Stored records

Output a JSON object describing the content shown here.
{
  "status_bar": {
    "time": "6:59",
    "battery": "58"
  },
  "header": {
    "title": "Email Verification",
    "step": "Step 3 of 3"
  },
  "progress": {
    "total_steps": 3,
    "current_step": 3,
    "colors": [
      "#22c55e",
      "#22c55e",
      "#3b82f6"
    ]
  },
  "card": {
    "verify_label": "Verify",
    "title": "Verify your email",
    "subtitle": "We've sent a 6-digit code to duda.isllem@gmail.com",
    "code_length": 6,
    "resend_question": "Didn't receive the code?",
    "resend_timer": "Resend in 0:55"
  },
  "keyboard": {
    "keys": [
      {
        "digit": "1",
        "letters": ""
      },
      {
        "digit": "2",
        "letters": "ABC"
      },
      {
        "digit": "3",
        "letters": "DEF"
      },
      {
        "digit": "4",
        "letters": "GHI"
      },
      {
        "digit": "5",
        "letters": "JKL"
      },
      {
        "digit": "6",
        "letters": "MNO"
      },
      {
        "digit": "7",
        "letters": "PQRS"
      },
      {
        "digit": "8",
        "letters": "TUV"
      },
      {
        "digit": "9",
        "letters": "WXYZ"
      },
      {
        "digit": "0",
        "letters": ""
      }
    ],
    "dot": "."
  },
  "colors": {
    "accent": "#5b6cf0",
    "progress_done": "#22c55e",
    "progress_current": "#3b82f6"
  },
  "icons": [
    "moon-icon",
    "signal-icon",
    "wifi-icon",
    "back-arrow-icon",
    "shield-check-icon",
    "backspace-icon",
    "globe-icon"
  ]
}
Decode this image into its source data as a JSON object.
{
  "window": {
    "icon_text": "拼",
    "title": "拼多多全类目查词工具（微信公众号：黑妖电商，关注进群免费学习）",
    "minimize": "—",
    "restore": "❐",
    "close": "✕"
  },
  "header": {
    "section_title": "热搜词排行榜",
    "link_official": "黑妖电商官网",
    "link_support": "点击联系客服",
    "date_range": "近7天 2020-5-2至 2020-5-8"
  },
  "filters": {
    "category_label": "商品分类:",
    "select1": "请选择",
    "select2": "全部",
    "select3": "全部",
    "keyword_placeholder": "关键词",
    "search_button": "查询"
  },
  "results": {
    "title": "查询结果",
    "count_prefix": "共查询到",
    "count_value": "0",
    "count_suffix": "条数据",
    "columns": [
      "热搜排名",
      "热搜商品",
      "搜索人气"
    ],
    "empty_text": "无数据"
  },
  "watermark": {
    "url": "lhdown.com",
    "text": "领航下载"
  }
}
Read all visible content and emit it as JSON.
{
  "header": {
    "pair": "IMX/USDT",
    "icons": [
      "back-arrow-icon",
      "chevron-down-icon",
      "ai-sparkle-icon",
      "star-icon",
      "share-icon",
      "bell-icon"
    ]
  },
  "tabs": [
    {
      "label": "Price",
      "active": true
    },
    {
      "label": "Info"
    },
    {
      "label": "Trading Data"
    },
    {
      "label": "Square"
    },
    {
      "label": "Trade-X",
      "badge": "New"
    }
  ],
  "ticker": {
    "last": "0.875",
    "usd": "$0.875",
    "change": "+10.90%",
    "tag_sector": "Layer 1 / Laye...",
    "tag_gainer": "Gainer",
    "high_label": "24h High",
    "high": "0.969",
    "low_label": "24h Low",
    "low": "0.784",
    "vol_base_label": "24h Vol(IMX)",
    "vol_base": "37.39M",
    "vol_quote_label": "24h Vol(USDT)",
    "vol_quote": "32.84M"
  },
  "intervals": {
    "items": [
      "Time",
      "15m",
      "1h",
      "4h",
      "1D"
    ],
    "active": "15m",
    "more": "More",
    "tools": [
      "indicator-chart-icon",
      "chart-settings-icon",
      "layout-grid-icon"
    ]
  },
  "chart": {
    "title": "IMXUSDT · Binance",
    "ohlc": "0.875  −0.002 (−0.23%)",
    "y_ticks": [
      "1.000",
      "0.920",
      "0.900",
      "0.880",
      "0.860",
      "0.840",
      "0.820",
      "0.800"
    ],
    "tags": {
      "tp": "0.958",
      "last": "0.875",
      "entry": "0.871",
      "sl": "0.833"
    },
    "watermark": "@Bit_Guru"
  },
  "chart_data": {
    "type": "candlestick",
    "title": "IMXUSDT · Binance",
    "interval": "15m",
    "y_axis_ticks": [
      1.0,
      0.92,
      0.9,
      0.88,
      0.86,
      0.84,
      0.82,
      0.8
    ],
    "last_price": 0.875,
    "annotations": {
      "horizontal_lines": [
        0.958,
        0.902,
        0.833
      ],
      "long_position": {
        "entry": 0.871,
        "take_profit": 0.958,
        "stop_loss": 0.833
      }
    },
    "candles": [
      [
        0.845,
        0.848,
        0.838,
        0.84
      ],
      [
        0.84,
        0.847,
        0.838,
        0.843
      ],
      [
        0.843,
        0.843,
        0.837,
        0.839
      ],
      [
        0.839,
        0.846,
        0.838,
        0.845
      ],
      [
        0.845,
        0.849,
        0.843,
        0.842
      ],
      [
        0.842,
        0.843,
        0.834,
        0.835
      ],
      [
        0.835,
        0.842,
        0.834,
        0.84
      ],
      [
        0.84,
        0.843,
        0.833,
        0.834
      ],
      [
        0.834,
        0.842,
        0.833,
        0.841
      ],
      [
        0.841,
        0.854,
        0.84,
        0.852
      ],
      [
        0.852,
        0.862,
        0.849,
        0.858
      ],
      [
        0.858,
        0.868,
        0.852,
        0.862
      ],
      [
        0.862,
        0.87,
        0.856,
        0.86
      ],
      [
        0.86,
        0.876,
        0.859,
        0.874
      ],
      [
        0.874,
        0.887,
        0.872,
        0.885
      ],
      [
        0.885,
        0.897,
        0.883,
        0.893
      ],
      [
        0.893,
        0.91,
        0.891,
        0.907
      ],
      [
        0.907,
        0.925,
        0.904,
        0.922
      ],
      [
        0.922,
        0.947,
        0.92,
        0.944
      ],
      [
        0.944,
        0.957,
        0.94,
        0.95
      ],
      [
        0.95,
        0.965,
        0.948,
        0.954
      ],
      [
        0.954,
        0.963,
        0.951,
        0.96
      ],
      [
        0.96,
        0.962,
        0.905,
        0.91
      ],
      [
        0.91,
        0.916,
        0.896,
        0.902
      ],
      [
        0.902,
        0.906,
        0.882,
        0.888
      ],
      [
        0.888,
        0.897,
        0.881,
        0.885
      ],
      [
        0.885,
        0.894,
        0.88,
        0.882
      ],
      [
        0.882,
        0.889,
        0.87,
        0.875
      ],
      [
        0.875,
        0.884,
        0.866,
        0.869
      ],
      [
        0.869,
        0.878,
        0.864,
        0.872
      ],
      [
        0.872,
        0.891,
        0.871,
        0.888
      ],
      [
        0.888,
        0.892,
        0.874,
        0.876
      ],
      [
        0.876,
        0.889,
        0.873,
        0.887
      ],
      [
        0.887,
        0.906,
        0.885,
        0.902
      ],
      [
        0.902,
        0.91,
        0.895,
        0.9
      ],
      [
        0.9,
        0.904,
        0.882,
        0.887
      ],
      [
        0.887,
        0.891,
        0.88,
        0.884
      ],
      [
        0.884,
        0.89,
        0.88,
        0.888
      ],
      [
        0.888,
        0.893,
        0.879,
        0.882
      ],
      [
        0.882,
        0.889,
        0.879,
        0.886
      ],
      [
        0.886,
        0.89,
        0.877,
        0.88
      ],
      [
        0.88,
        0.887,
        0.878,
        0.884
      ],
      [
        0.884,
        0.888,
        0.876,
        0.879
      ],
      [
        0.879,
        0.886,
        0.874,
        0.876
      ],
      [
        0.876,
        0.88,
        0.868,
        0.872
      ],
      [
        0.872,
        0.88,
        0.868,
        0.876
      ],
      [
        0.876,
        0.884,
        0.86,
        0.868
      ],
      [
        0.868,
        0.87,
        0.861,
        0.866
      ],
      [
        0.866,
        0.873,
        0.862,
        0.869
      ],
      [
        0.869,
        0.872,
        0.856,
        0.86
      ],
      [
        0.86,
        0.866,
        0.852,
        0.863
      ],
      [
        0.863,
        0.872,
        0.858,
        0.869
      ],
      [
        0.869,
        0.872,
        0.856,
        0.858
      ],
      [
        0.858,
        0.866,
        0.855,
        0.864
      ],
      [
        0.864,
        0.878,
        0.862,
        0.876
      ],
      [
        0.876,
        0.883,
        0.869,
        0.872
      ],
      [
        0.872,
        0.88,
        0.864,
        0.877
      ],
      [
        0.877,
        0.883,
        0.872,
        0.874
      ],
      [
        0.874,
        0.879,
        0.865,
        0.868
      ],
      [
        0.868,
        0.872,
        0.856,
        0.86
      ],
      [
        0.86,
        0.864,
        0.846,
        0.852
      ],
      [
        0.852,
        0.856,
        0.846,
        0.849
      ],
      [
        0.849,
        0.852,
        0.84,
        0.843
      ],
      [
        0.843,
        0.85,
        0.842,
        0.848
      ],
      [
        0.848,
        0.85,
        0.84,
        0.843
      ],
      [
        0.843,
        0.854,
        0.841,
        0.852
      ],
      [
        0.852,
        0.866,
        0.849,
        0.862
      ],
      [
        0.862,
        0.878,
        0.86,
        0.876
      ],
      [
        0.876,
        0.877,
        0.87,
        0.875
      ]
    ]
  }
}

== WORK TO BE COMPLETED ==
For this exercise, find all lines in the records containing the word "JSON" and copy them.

== WRITTEN ANSWER ==
Output a JSON object describing the content shown here.
Decode this image into its source data as a JSON object.
Read all visible content and emit it as JSON.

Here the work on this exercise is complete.